    1. Hashimotos is basically an autoimmune reaction. Get tested for food allergies and as Ian says go vegetarian or at least cut out red and all processed meat , junk food has to go. So does anything refined.. Exercise ,fresh air sunshine, filtered water, prayer/meditation. Get rid of known stress. Plenty of sleep.You will have 'leaky gut'. See a good Naturopath and heal it. You can recover. I widh you well. Debbi. Naturopath.

      Delete
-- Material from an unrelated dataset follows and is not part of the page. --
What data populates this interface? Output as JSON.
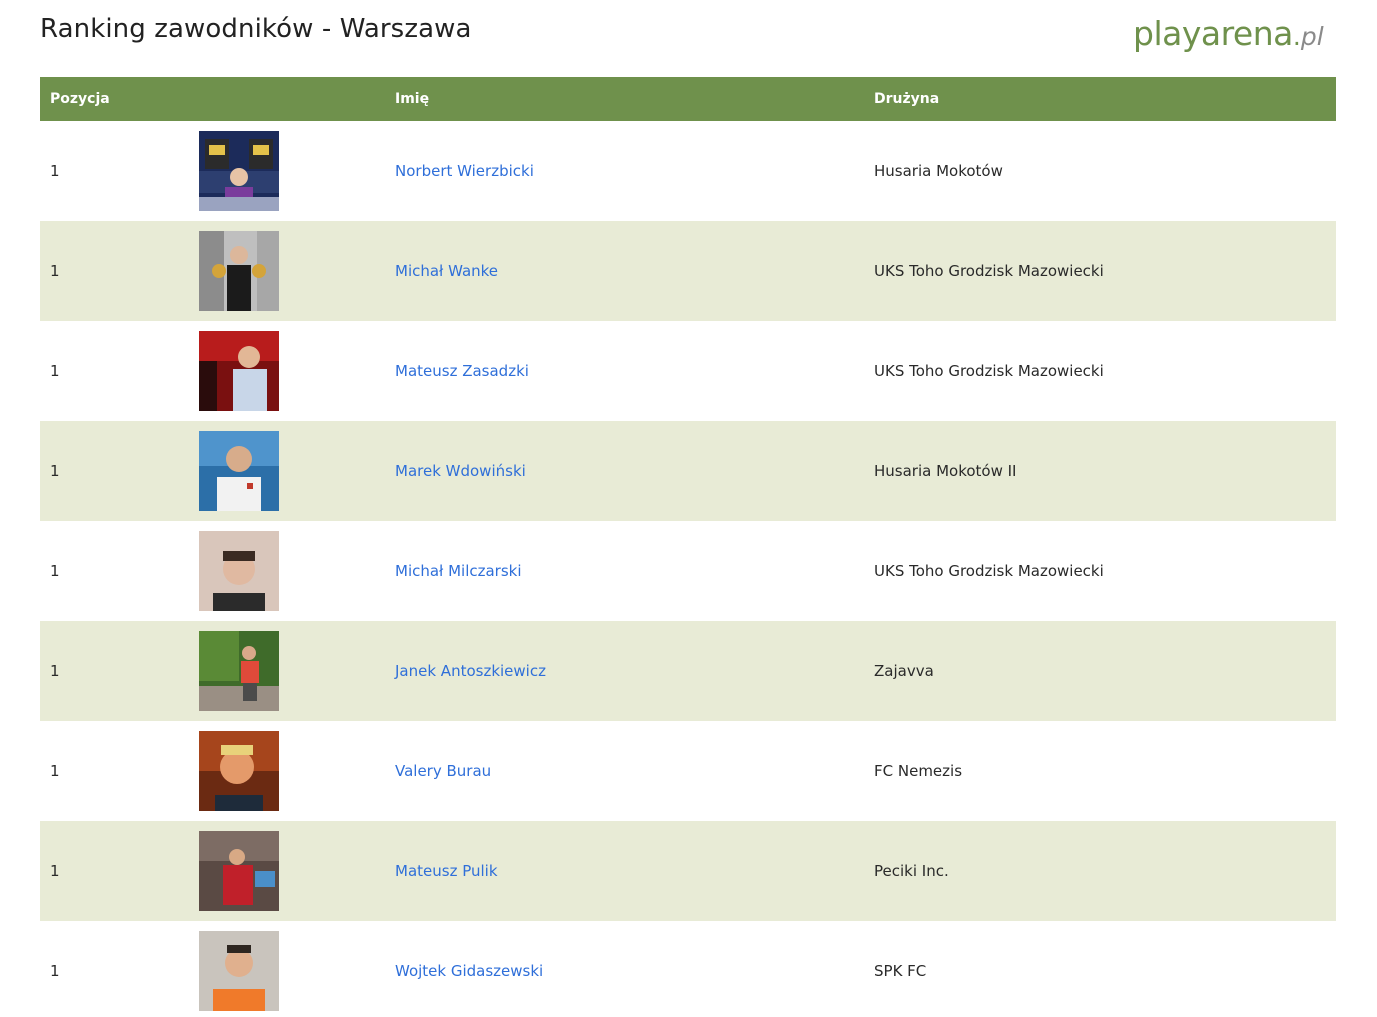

    2. Hashimotos is basically an autoimmune reaction. Get tested for food allergies and as Ian says go vegetarian or at least cut out red and all processed meat , junk food has to go. So does anything refined.. Exercise ,fresh air sunshine, filtered water, prayer/meditation. Get rid of known stress. Plenty of sleep.You will have 'leaky gut'. See a good Naturopath and heal it. You can recover. I wish you well. Debbie. Naturopath.

      Delete